> **WHAT YOU HAVE TO DO**
In the entries below, find each line with the word "apps" and return it.

> **Dataset records**
----
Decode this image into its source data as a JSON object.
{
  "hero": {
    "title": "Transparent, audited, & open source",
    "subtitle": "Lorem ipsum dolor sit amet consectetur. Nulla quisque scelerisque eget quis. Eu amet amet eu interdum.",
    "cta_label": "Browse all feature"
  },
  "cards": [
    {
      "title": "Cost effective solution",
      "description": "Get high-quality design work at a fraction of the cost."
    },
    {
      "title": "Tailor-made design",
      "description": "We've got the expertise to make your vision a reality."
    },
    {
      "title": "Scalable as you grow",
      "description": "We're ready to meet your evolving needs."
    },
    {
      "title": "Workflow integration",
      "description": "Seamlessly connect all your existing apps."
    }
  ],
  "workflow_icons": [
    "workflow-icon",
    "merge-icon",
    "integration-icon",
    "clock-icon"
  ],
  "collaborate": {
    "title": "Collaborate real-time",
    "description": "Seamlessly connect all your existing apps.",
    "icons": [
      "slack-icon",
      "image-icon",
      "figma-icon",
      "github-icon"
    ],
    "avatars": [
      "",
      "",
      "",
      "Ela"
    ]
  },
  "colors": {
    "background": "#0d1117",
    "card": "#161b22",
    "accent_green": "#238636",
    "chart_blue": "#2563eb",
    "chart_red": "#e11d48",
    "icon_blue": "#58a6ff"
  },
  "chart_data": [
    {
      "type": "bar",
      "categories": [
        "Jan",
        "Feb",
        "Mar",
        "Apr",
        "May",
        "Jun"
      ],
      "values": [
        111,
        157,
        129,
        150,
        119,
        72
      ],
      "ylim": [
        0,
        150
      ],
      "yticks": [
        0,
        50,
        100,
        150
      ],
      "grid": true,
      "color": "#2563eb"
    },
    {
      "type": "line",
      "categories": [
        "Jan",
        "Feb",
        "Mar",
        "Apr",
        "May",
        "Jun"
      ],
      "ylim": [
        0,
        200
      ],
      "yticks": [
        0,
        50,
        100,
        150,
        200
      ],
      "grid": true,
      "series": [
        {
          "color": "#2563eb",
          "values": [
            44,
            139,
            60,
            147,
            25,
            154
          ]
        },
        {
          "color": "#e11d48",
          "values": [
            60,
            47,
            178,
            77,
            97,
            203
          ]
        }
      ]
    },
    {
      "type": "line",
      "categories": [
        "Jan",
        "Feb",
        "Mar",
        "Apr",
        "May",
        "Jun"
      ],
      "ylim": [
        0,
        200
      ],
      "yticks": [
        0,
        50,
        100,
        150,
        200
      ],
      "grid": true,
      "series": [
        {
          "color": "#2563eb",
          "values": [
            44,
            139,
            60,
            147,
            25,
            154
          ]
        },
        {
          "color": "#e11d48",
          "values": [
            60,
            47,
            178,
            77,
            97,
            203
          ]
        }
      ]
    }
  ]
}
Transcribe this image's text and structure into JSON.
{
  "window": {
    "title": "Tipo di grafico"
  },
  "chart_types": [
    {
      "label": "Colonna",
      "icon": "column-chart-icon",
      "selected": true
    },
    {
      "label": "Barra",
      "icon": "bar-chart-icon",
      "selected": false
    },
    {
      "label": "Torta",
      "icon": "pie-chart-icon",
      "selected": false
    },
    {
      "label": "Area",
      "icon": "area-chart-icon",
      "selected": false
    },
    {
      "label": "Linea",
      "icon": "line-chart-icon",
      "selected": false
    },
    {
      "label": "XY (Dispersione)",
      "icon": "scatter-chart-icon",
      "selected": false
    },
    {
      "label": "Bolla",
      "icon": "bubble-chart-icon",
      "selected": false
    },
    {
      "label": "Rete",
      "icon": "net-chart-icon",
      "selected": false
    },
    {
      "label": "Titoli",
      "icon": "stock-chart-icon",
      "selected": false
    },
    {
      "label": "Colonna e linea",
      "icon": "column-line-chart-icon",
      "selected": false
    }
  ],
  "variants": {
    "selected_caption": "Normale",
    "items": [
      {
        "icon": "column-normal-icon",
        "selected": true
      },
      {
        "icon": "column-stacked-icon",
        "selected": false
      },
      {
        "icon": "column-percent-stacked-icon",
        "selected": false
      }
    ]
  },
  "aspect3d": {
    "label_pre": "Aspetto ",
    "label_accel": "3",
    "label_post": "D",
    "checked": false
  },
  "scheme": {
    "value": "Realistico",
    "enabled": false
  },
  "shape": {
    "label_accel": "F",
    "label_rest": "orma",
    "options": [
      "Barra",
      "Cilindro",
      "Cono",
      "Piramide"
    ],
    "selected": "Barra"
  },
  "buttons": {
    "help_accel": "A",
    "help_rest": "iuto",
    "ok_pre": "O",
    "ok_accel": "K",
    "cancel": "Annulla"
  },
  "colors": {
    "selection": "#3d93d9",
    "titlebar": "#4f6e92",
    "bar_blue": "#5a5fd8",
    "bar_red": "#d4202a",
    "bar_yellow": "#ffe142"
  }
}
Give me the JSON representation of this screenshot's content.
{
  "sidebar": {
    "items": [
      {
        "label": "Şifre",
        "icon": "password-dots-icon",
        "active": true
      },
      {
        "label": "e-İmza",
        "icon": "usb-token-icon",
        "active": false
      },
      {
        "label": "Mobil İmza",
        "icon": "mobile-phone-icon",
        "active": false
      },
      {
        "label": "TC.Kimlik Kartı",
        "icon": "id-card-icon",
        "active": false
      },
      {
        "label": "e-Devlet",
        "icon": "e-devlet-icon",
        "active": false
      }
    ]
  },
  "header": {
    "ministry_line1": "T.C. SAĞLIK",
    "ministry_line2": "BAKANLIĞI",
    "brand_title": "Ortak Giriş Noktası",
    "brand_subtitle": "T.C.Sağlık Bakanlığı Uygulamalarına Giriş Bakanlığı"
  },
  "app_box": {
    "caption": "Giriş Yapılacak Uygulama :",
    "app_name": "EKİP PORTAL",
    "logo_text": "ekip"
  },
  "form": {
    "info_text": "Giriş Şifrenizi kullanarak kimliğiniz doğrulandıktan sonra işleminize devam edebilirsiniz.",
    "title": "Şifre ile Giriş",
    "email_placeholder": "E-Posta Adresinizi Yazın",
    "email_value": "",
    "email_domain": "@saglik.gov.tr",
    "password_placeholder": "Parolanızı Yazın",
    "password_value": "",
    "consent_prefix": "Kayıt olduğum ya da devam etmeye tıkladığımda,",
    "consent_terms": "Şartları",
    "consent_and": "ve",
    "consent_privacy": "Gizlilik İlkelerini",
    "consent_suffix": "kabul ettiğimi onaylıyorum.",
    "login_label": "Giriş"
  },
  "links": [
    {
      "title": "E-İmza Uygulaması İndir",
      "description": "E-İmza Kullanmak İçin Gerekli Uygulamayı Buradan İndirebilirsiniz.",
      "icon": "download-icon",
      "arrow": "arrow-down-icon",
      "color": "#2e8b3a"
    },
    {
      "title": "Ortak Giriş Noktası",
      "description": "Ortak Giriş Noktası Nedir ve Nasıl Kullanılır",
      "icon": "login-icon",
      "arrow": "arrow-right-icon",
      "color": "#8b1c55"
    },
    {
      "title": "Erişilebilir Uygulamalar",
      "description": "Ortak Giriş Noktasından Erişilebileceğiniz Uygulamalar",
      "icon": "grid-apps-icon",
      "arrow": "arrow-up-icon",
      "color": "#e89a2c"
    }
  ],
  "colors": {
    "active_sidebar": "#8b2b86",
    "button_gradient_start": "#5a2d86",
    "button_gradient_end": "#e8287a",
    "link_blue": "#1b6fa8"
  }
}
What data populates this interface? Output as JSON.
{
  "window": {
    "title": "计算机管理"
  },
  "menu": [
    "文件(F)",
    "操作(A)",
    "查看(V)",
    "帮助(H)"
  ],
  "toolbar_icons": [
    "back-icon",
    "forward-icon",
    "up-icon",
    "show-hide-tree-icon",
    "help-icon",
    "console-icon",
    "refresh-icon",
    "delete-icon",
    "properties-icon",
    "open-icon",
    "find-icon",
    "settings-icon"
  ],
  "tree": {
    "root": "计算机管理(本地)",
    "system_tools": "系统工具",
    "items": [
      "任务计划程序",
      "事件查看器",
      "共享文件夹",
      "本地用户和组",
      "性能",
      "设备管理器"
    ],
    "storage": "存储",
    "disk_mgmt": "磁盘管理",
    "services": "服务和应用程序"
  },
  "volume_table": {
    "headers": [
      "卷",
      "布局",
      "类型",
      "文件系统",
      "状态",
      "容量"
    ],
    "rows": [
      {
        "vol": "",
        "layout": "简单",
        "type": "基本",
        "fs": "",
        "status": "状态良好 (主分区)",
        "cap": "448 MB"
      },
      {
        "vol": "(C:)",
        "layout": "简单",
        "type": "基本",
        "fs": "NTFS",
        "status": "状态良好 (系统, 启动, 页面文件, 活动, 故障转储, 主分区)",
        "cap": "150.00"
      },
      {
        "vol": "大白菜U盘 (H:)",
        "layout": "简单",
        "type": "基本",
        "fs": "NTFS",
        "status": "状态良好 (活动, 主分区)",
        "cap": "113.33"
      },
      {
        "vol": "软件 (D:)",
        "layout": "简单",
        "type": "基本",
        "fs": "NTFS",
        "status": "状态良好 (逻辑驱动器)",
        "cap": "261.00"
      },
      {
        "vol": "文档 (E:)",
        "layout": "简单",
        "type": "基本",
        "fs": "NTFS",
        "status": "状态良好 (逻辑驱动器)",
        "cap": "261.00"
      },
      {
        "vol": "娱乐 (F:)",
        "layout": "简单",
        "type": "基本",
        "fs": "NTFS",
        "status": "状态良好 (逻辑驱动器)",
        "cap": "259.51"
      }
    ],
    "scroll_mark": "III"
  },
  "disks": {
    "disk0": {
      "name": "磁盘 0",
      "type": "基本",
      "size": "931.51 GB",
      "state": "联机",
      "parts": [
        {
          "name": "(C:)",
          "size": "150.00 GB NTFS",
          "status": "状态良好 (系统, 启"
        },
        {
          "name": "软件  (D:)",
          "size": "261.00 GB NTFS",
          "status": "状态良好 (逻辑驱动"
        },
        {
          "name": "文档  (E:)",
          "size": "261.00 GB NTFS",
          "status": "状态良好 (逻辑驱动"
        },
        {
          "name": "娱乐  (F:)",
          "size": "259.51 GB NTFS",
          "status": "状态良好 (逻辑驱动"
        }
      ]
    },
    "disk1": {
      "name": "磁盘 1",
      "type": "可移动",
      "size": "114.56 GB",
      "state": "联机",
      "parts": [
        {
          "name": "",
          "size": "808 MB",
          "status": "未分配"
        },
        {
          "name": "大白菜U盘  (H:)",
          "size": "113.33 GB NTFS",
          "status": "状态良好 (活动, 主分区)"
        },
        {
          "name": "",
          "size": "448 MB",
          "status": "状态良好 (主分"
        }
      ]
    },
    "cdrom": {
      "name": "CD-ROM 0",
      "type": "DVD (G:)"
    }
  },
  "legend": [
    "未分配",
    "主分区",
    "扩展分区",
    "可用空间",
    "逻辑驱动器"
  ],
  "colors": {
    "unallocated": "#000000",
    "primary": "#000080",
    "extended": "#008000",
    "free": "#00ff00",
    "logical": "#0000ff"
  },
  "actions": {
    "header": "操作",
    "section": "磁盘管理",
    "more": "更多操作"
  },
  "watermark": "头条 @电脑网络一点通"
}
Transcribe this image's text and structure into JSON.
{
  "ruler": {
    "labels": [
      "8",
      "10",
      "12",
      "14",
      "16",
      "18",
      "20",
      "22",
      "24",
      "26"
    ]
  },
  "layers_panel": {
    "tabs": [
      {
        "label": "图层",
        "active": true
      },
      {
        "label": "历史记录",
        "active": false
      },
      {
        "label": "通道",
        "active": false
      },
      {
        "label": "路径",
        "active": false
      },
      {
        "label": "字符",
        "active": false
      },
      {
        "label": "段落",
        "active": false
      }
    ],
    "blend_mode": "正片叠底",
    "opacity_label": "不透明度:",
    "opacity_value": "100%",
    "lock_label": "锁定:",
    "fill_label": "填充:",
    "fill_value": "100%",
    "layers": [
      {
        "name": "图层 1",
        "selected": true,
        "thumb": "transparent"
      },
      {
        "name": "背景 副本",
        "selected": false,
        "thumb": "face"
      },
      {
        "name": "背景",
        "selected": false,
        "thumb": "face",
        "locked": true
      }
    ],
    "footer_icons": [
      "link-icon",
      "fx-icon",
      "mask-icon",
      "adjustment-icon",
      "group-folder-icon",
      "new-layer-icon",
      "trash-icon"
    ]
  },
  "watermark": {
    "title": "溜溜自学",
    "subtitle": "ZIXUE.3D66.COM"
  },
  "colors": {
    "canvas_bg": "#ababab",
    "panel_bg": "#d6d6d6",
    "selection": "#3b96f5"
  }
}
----
> **TASK SOLUTION**
      "description": "Seamlessly connect all your existing apps."
    "description": "Seamlessly connect all your existing apps.",
      "icon": "grid-apps-icon",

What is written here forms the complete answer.